I'm not going to apologize here for insisting that we take a step backwards and think through the corner we've been painted into by the ruling class (and in some ways have let ourselves be painted into).

On April Fool's Day 2016, the members of the Chicago Teachers Union are either ON STRIKE... (for OUR CONTRACT?) or --

The Chicago Teachers Union has a proud tradition of militancy going back to 100 years ago. That's when the American Federation of Teachers (originally, of the "American Federation of Labor") was founded. The AFT was founded in Chicago thanks in a large part to the work of teachers here in Chicago, many of whom were persecuted for their union activities. The Chicago Teachers Union didn't bring everybody together into the Chicago Teachers Union until the mid-1930s; prior to that there were divisions by level (elementary teacher organizations; high school teacher organizations) and even by sex ("men teachers" and "women" had different organizations). The CTU finally came together into one big union of almost all CPS workers in the 1930s, and was made "Local 1" of the American Federation of Teachers.

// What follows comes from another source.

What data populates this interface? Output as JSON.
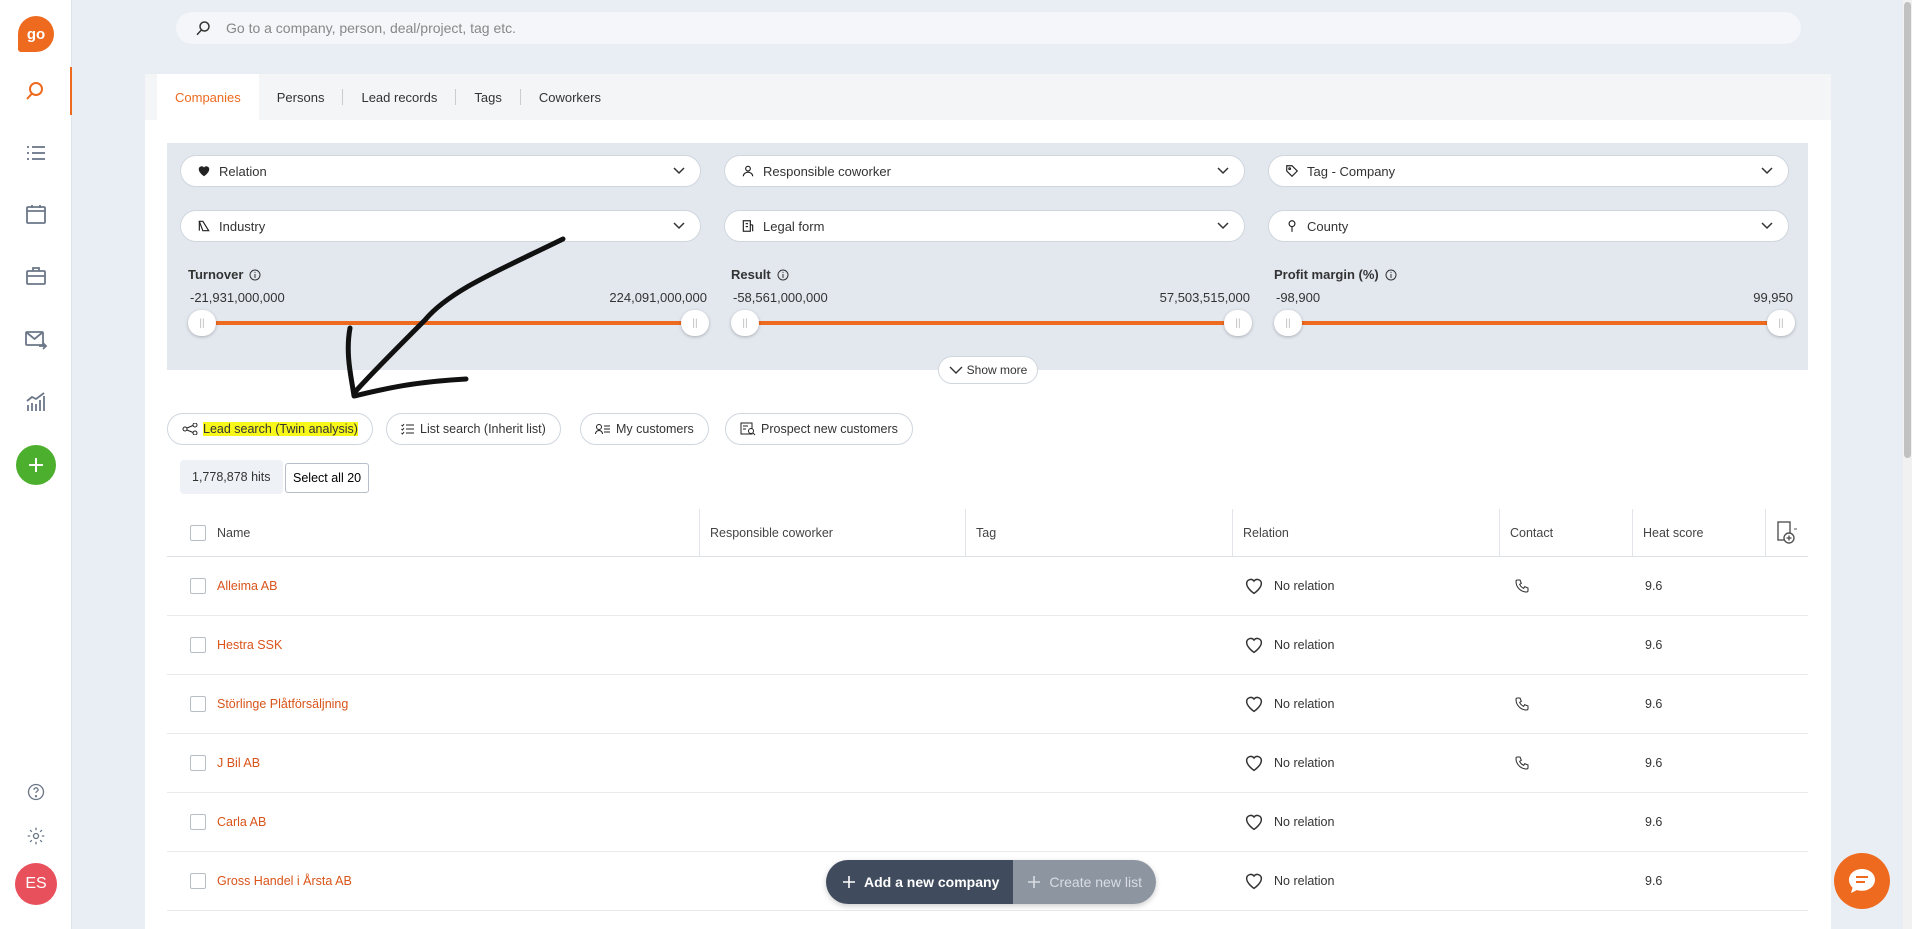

Because union militancy and lots else was interrupted by World War II, a certain level of union militancy in Chicago's schools didn't begin to return until the late 1950s and early 1960s. Part of that militancy (see the "Wildcat Strike of 1968" and "Concerned FTBs") was organized by the civil rights movement in the face of the vicious segregation organized by Chicago's ruling class, a segregation that resulted in the most segregated public schools in the USA by the late 1960s.

But after 1969, all the strikes were CTU strikes, and picket lines were formed, scabs were ID'd, and the odious "SB" designation was available to anyone who wanted to "work" while their brothers and sisters were on strike.

As some of the leaders of the Chicago Teachers Union began calling for an "action" for April 1, 2016, the question began being discussed as to (a) whether the action is to be a strike and (b) Just why are people going to be ON STRIKE on April Fool's Day (for one day?), which would result in (c) those who didn't participate being SCABS.

The question now before the 28,000 members of the CTU is: how is the Chicago Teachers Union going to identify scabs and follow our historical and legal reality in the face of those activities by men and women who, today, are our union brothers and sisters? Will April 1, 2016 find picket lines held by union members under the leadership of union delegates at every school? Will the union's offices be staffed to receive the SCAB lists that day from those on the picket lines?

As of the beginnings of these discussions in early March 2016, the CTU leadership was apparently pushing and pulling the 28,000 members of the CTU towards what I called "this April Fool's Day thingy" because the leadership at every level from downtown to the local school delegate -- legally and in honor of our union's militant history and traditions -- needs to be ready to answer those questions before and during the House of Delegates meeting. A House of Delegates meeting is scheduled for March 23, 2016.

Some of the "communications" stuff that took place in early has been insulting to the members and to the historical traditions of the CTU as a fighting union. The members deserve the "transparency" that was one of the reasons why the current leadership was first elected in 2010. As of March 15, 2016, many of these questions remain unanswered, but one thing is clear:

A SCAB is a vile thing to be, but almost as bad is the confusion that arises when things get murky in the face of the realities of, say, 2016.